(Web page and app entries)
# # # #

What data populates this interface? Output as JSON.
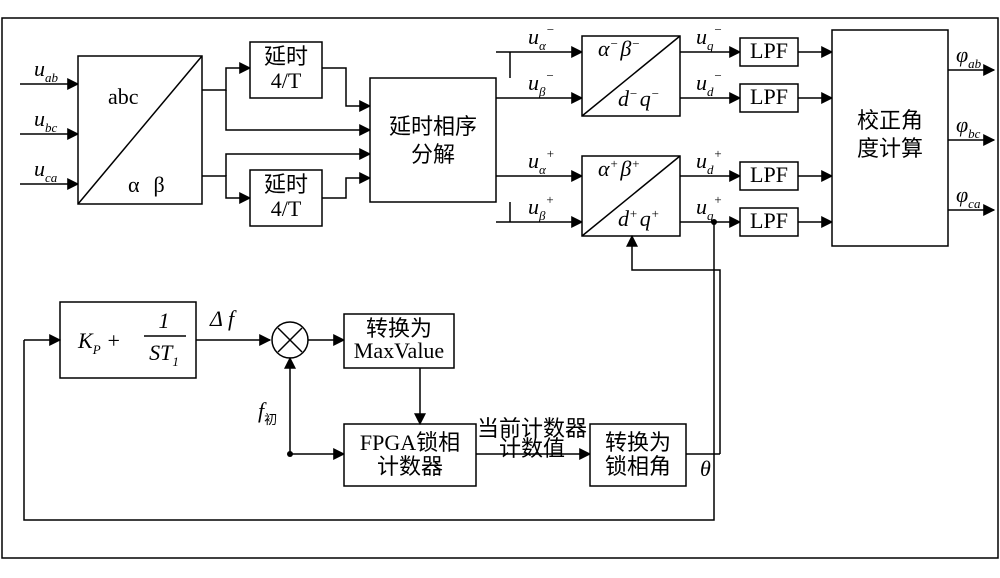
{
  "inputs": {
    "u_ab": "u",
    "u_bc": "u",
    "u_ca": "u",
    "sub_ab": "ab",
    "sub_bc": "bc",
    "sub_ca": "ca"
  },
  "clarke": {
    "top": "abc",
    "bottom_a": "α",
    "bottom_b": "β"
  },
  "delay": {
    "line1": "延时",
    "line2": "4/T"
  },
  "seq": {
    "line1": "延时相序",
    "line2": "分解"
  },
  "sig": {
    "ua_neg": "u",
    "ua_neg_sub": "α",
    "ua_neg_sup": "−",
    "ub_neg": "u",
    "ub_neg_sub": "β",
    "ub_neg_sup": "−",
    "ua_pos": "u",
    "ua_pos_sub": "α",
    "ua_pos_sup": "+",
    "ub_pos": "u",
    "ub_pos_sub": "β",
    "ub_pos_sup": "+",
    "uq_neg": "u",
    "uq_neg_sub": "q",
    "uq_neg_sup": "−",
    "ud_neg": "u",
    "ud_neg_sub": "d",
    "ud_neg_sup": "−",
    "ud_pos": "u",
    "ud_pos_sub": "d",
    "ud_pos_sup": "+",
    "uq_pos": "u",
    "uq_pos_sub": "q",
    "uq_pos_sup": "+"
  },
  "park_neg": {
    "top_a": "α",
    "top_a_sup": "−",
    "top_b": "β",
    "top_b_sup": "−",
    "bot_a": "d",
    "bot_a_sup": "−",
    "bot_b": "q",
    "bot_b_sup": "−"
  },
  "park_pos": {
    "top_a": "α",
    "top_a_sup": "+",
    "top_b": "β",
    "top_b_sup": "+",
    "bot_a": "d",
    "bot_a_sup": "+",
    "bot_b": "q",
    "bot_b_sup": "+"
  },
  "lpf": "LPF",
  "angle": {
    "line1": "校正角",
    "line2": "度计算"
  },
  "outputs": {
    "phi": "φ",
    "ab": "ab",
    "bc": "bc",
    "ca": "ca"
  },
  "pi": {
    "K": "K",
    "P": "P",
    "plus": " + ",
    "one": "1",
    "den_S": "ST",
    "den_1": "1"
  },
  "df_sym": "Δ",
  "df_f": " f",
  "f0_f": "f",
  "f0_sub": "初",
  "maxv": {
    "line1": "转换为",
    "line2": "MaxValue"
  },
  "fpga": {
    "line1": "FPGA锁相",
    "line2": "计数器"
  },
  "cnt": {
    "line1": "当前计数器",
    "line2": "计数值"
  },
  "lock": {
    "line1": "转换为",
    "line2": "锁相角"
  },
  "theta": "θ"
}
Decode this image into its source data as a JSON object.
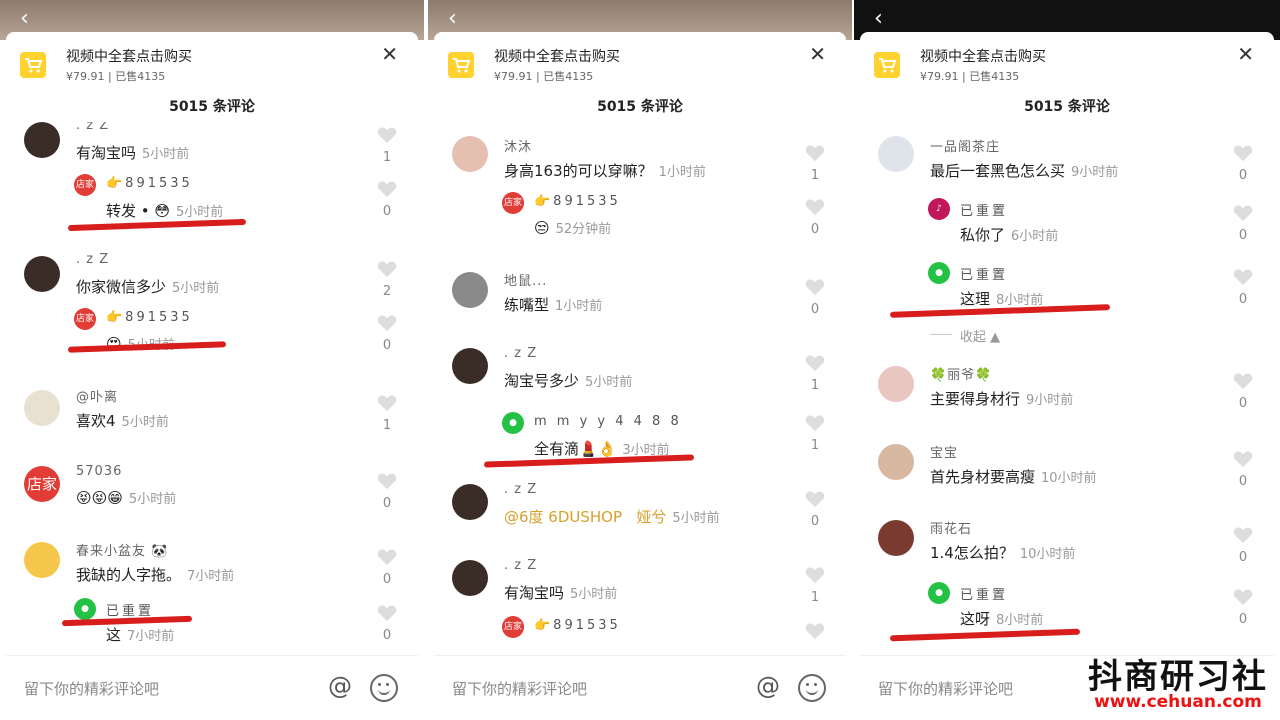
{
  "product": {
    "title": "视频中全套点击购买",
    "price": "¥79.91",
    "sold": "已售4135",
    "close_icon": "close-icon"
  },
  "comment_count": "5015 条评论",
  "input": {
    "placeholder": "留下你的精彩评论吧"
  },
  "panels": [
    {
      "comments": [
        {
          "name": ". z Z",
          "text": "有淘宝吗",
          "time": "5小时前",
          "likes": "1"
        },
        {
          "reply_name": "👉891535",
          "reply_text": "转发 • 😳",
          "reply_time": "5小时前",
          "reply_likes": "0"
        },
        {
          "name": ". z Z",
          "text": "你家微信多少",
          "time": "5小时前",
          "likes": "2"
        },
        {
          "reply_name": "👉891535",
          "reply_text": "😍",
          "reply_time": "5小时前",
          "reply_likes": "0"
        },
        {
          "name": "@卟离",
          "text": "喜欢4",
          "time": "5小时前",
          "likes": "1"
        },
        {
          "name": "57036",
          "text": "😝😝😁",
          "time": "5小时前",
          "likes": "0"
        },
        {
          "name": "春来小盆友 🐼",
          "text": "我缺的人字拖。",
          "time": "7小时前",
          "likes": "0"
        },
        {
          "reply_name": "已重置",
          "reply_text": "这",
          "reply_time": "7小时前",
          "reply_likes": "0"
        }
      ]
    },
    {
      "comments": [
        {
          "name": "沐沐",
          "text": "身高163的可以穿嘛？",
          "time": "1小时前",
          "likes": "1"
        },
        {
          "reply_name": "👉891535",
          "reply_text": "😒",
          "reply_time": "52分钟前",
          "reply_likes": "0"
        },
        {
          "name": "地鼠...",
          "text": "练嘴型",
          "time": "1小时前",
          "likes": "0"
        },
        {
          "name": ". z Z",
          "text": "淘宝号多少",
          "time": "5小时前",
          "likes": "1"
        },
        {
          "reply_name": "m m y y 4 4 8 8",
          "reply_text": "全有滴💄👌",
          "reply_time": "3小时前",
          "reply_likes": "1"
        },
        {
          "name": ". z Z",
          "text_tag": "@6度 6DUSHOP",
          "text_tag2": "娅兮",
          "time": "5小时前",
          "likes": "0"
        },
        {
          "name": ". z Z",
          "text": "有淘宝吗",
          "time": "5小时前",
          "likes": "1"
        },
        {
          "reply_name": "👉891535"
        }
      ]
    },
    {
      "comments": [
        {
          "name": "一品阁茶庄",
          "text": "最后一套黑色怎么买",
          "time": "9小时前",
          "likes": "0"
        },
        {
          "reply_name": "已重置",
          "reply_text": "私你了",
          "reply_time": "6小时前",
          "reply_likes": "0"
        },
        {
          "reply_name": "已重置",
          "reply_text": "这理",
          "reply_time": "8小时前",
          "reply_likes": "0"
        },
        {
          "collapse": "收起 ▲"
        },
        {
          "name": "🍀丽爷🍀",
          "text": "主要得身材行",
          "time": "9小时前",
          "likes": "0"
        },
        {
          "name": "宝宝",
          "text": "首先身材要高瘦",
          "time": "10小时前",
          "likes": "0"
        },
        {
          "name": "雨花石",
          "text": "1.4怎么拍？",
          "time": "10小时前",
          "likes": "0"
        },
        {
          "reply_name": "已重置",
          "reply_text": "这呀",
          "reply_time": "8小时前",
          "reply_likes": "0"
        }
      ]
    }
  ],
  "watermark": {
    "title": "抖商研习社",
    "url": "www.cehuan.com"
  },
  "colors": {
    "accent": "#ffd22f",
    "stroke": "#d81d1d",
    "shop_badge": "#e23c37",
    "wechat": "#23c144"
  }
}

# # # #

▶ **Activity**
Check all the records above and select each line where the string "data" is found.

▶ **Expected output**
What data populates this interface? Output as JSON.
Decode this image into its source data as a JSON object.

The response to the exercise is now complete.